I've shared in these comments before that I am sure my personal details fell into the hands of scammers after Virgin Media accidentally transferred my dormant account to TalkTalk when Virgin offloaded their Virgin National customers.
This just confirms how utterly useless – and indeed dangerous – this company is.
It's simple: if you've ever bought a new phone and contract in a shop you may have been offered a selection of different phone numbers to choose from. They're held on a central database that all the stores have access to on their PCs. The scammers have access to this database (somehow) and watch as numbers disappear from the list of available numbers and add them to their contact list. Same way as you'll almost always receive a cold call within hours of buying a new phone from someone trying to sell you handset insurance.
I have had the same I have had over 25 calls now and when you get though to talktalk they don't want to know and. The calls first starting just saying I was a talktalk customer but now they know my name and account number which I don't know it. And don't use my house phone. But I wrote it down and it was correct. I asked talktalk how they had got all them details and was told I had given them or it was a guess. Not a happy customer as you can quess.
Bob, if you're reading this my advice is to complain IN WRITING* to TalkTalk. They have a dedicated complaints team (0345 172 0088) but for evidential reasons you should get everything in writing. If they phone you, RECORD THE CALL.
*Customer Relations Department
P.O. Box 346
See this page for further information and what you must include in your letter:
If you're not satisfied they ask that you escalate it to a manager and then their CEOs office. This is optional but recommended.
Certainly do those two things if you can BUT after 8 weeks has elapsed OR if you receive a deadlock (or final response) letter before that period you are entitled to refer the case to the Ombudsman
There is a cost to TalkTalk of around £600 for a case to be heard by the Ombudsman. You are not liable to pay this. It is in their interests to resolve it without you needing to refer it to the Ombudsman.
You should also make a separate complaint to the Information Commissioner's Office – see their website:
HOWEVER it wouldn't surprise me if this was an unfortunate coincidence whereby you've been tricked into believing its TalkTalk and it was pure fluke that they guessed you had a problem with your router and that they also guessed your new phone number. Perhaps the previous owner of the number (if any) was also with TalkTalk.
The alternative is court action through the County Court; you should ideally speak to a solicitor if this is the route you decide to go down.
Best of luck.

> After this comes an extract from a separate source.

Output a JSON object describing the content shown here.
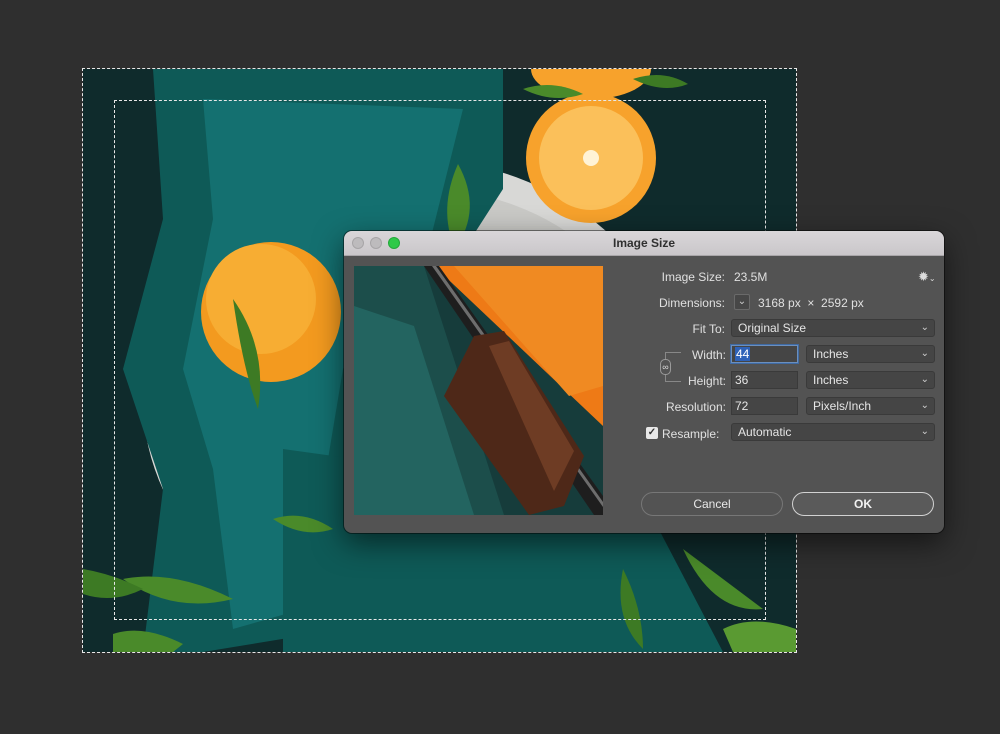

A friend had a similar thing happen to him a few days ago after getting BT Internet installed last week. So may not just be a TalkTalk problem.

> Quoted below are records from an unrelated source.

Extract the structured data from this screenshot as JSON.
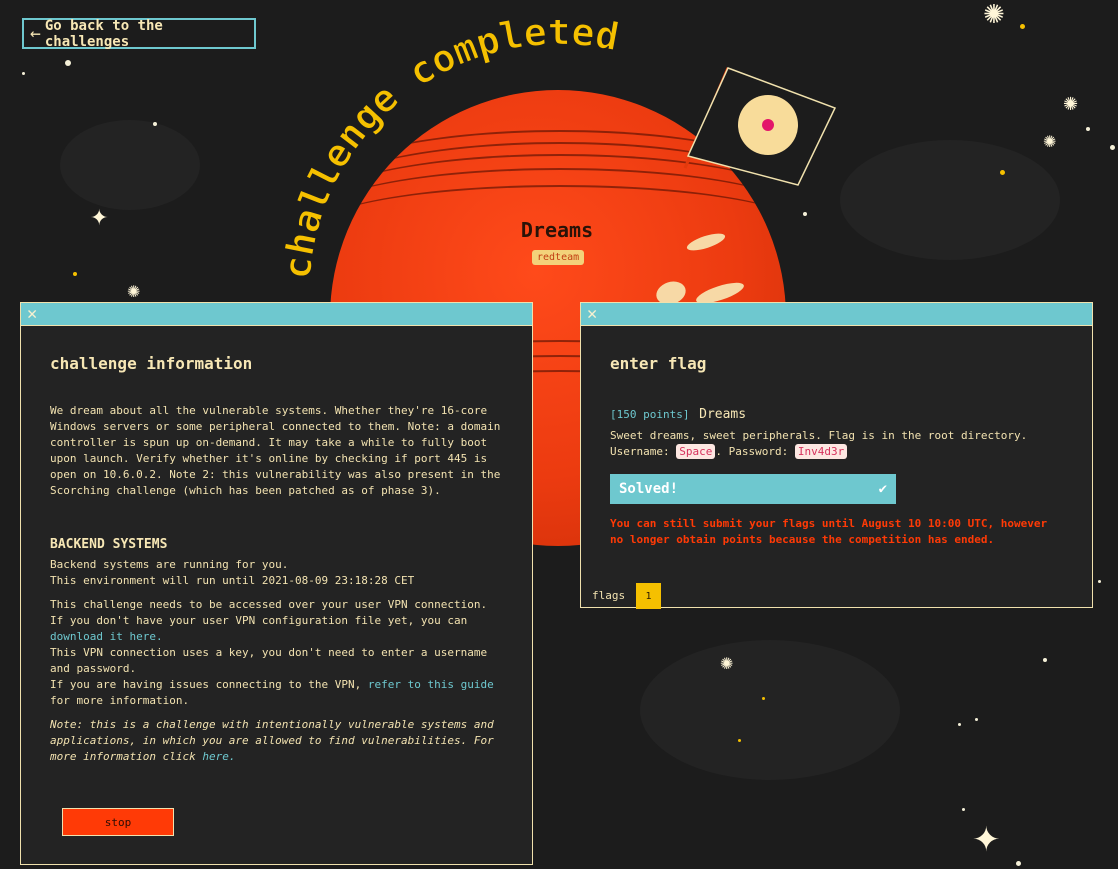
{
  "header": {
    "back_label": "Go back to the challenges",
    "banner": "challenge completed"
  },
  "challenge": {
    "name": "Dreams",
    "tag": "redteam"
  },
  "info_panel": {
    "title": "challenge information",
    "description": "We dream about all the vulnerable systems. Whether they're 16-core Windows servers or some peripheral connected to them. Note: a domain controller is spun up on-demand. It may take a while to fully boot upon launch. Verify whether it's online by checking if port 445 is open on 10.6.0.2. Note 2: this vulnerability was also present in the Scorching challenge (which has been patched as of phase 3).",
    "backend_title": "BACKEND SYSTEMS",
    "backend_running": "Backend systems are running for you.",
    "backend_until": "This environment will run until 2021-08-09 23:18:28 CET",
    "vpn_line1": "This challenge needs to be accessed over your user VPN connection.",
    "vpn_line2": "If you don't have your user VPN configuration file yet, you can",
    "vpn_download_link": "download it here.",
    "vpn_line3": "This VPN connection uses a key, you don't need to enter a username and password.",
    "vpn_line4": "If you are having issues connecting to the VPN,",
    "vpn_guide_link": "refer to this guide",
    "vpn_line5": "for more information.",
    "note_text": "Note: this is a challenge with intentionally vulnerable systems and applications, in which you are allowed to find vulnerabilities. For more information click",
    "note_link": "here.",
    "stop_label": "stop"
  },
  "flag_panel": {
    "title": "enter flag",
    "points": "[150 points]",
    "challenge_name": "Dreams",
    "desc_line1": "Sweet dreams, sweet peripherals. Flag is in the root directory.",
    "username_label": "Username:",
    "username": "Space",
    "password_label": ". Password:",
    "password": "Inv4d3r",
    "solved_label": "Solved!",
    "warning": "You can still submit your flags until August 10 10:00 UTC, however no longer obtain points because the competition has ended.",
    "flags_label": "flags",
    "flags_count": "1"
  },
  "colors": {
    "accent": "#6ec8cf",
    "danger": "#ff3a06",
    "gold": "#f5c000",
    "text": "#f2e2b0"
  }
}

Could it be that they just got lucky dialling numbers sequentially? A TalkTalk customer with an issue.